Carreon Is New Christian Union Ministry Fellow
by tom campisi, managing editor
Abigail Carreon has a passion to help some of the nation’s brightest young minds explore questions of faith and grow deeper in their walk with Jesus Christ.
A new ministry fellow at Stanford University with Caritas, Christian Union’s ministry on that campus, Carreon also serves as leader with the Veritas Forum at Stanford and the University of California-Berkeley. With Caritas, she leads Bible courses and mentors students with one-on-one discipleship and life coaching. In her role as Veritas Host, she focuses on organizing teams and supporting forums, discussions, and long-term projects.
“While there is a heavier emphasis on discipleship and deep Christian conversations happening all the time with Christian Union Bible Courses, and Veritas Forum entails dealing with the gritty questions of faith and doubt with believers and non-believers, the heart of the work in both ministries remains the same,” she said. “I genuinely care for each of the students I have the honor of getting to know, so walking alongside them while they wrestle with how to live life, and why and how to trust Jesus Christ, and experience all of the complexities of life is the whole point.”
Formerly the West Coast Regional Director for The Veritas Forum, Carreon’s resume and work experiences are extensive. She graduated with a BA in English, Psychology, and Political Science from Purdue University, with further visiting studies at Oxford University. She earned an MA in Apologetics and MA in Counseling from Luther Rice University and Seminary, specializing in the Problem of Evil and Suffering. Currently, she’s studying for a Master’s of Dispute Resolution from the Straus Institute in Pepperdine University’s School of Law. In the past decade, she worked in a wide range of capacities, from humanitarian project management, social work, crisis counseling, and human rights research, to itinerant speaking, academy moderation, and organizational liaisonship.
In 2015, Carreon developed and co-facilitated a comparative worldviews course, “Faith and Reasons,” at Berkeley.
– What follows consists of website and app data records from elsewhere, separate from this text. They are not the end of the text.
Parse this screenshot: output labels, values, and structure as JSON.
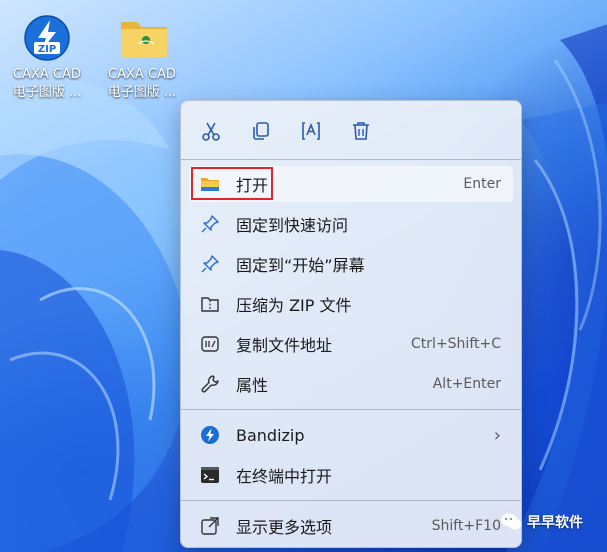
{
  "desktop_icons": [
    {
      "label_line1": "CAXA CAD",
      "label_line2": "电子图版 ...",
      "badge": "ZIP",
      "icon": "zip-archive-icon"
    },
    {
      "label_line1": "CAXA CAD",
      "label_line2": "电子图版 ...",
      "icon": "folder-icon"
    }
  ],
  "context_menu": {
    "quick_actions": [
      {
        "name": "cut",
        "icon": "scissors-icon"
      },
      {
        "name": "copy",
        "icon": "copy-icon"
      },
      {
        "name": "rename",
        "icon": "rename-icon"
      },
      {
        "name": "delete",
        "icon": "trash-icon"
      }
    ],
    "items": [
      {
        "label": "打开",
        "shortcut": "Enter",
        "icon": "folder-icon",
        "highlighted": true
      },
      {
        "label": "固定到快速访问",
        "shortcut": "",
        "icon": "pin-icon"
      },
      {
        "label": "固定到“开始”屏幕",
        "shortcut": "",
        "icon": "pin-icon"
      },
      {
        "label": "压缩为 ZIP 文件",
        "shortcut": "",
        "icon": "zip-folder-icon"
      },
      {
        "label": "复制文件地址",
        "shortcut": "Ctrl+Shift+C",
        "icon": "copy-path-icon"
      },
      {
        "label": "属性",
        "shortcut": "Alt+Enter",
        "icon": "wrench-icon"
      },
      {
        "label": "Bandizip",
        "shortcut": "",
        "icon": "bandizip-icon",
        "submenu_arrow": "›"
      },
      {
        "label": "在终端中打开",
        "shortcut": "",
        "icon": "terminal-icon"
      },
      {
        "label": "显示更多选项",
        "shortcut": "Shift+F10",
        "icon": "external-icon"
      }
    ]
  },
  "watermark": {
    "text": "早早软件"
  },
  "colors": {
    "accent": "#1a6fd6",
    "highlight_box": "#e0262d",
    "menu_bg": "#ecf0f8"
  }
}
For three years, she worked with students across academic disciplines, and across the faith spectrum, to start an accredited course through the college’s Democratic Education Program.
“Students were crazy about having content presented that challenged them to think about what they believe and why they believe it, and to hear from professors and peers and ministers who demonstrated the balance, rather than contradiction, between faith and reasoning,” she said.
Carreon is currently working with some students to re-launch the course in fall 2020 at Berkeley. Additionally, she designs and leads workshops addressing philosophies of human flourishing and mental health at Stanford alongside her husband, Dr. David Carreon.
With Caritas, Abigail Carreon served as a volunteer last spring before being hired as a ministry fellow in the summer. She has enjoyed the opportunity to develop relationships with students. “Being able to delve into weekly coffee sessions and Bible study, going on pre-retreat and Freshmen Fall retreat, and grabbing deep dish pizza with everyone with CU Caritas has been amazing!” she said.
One of the highlights of the fall semester, she said, was a four-hour discussion after a Bible course.
“Four of us examined the nuances of sovereignty and free will, and searched the Scriptures along the way,” she said.
Carreon pointed out the progress of two young women in her Bible courses. Rachel, a sophomore who serves as an assistant Bible course leader, credited Caritas with empowering her as a leader.
“Rachel has a way of making everyone feel welcome, has a heart eager to learn the Word, and encourages the focus to be on spiritual topics, while doing so humbly and naturally,” Carreon said. “She’s growing in boldness and demonstrates faithfulness.”
Bailey, a freshman who is studying theatre, has impressed Carreon with her engaging nature.
“Many of her friends outside of Caritas are not believers, so she’s working alongside me, through through Caritas and Veritas Forum projects, to lead and launch conversations among friends about faith and art,” she said.
Garrett Brown, Christian Union Caritas’ ministry director, said Carreon’s natural exuberance, mixed with her depth of knowledge, “has already made a great impact on our ministry at Stanford.”
“With Abigail joining our team part-time, we have been able to double our efforts meeting with and serving female students. For the past couple of years, my wife Susan has done an above-and-beyond job as a volunteer, but with Abigail and Susan working together, we’ve been able to add more Bible courses, and give the women the same amount of individual discipling effort that the guys get.”
Additionally, having someone on the Caritas faculty with Carreon’s background with Veritas “gives us a natural partnership with a very vital ministry on campus and great opportunity for us to look ahead at some joint outreach events,” Brown said.
Whether it is with Caritas or Veritas, or joint efforts of the two ministries, Carreon is poised to lead with a listening ear.
“Interestingly, many of the hardest questions overlap between groups of believers and nonbelievers,” she said. “There’s never a lack of need for patience, intellectual preparedness and humility, and a heart of compassion to serve students in the formative years in which we get to have an impact.”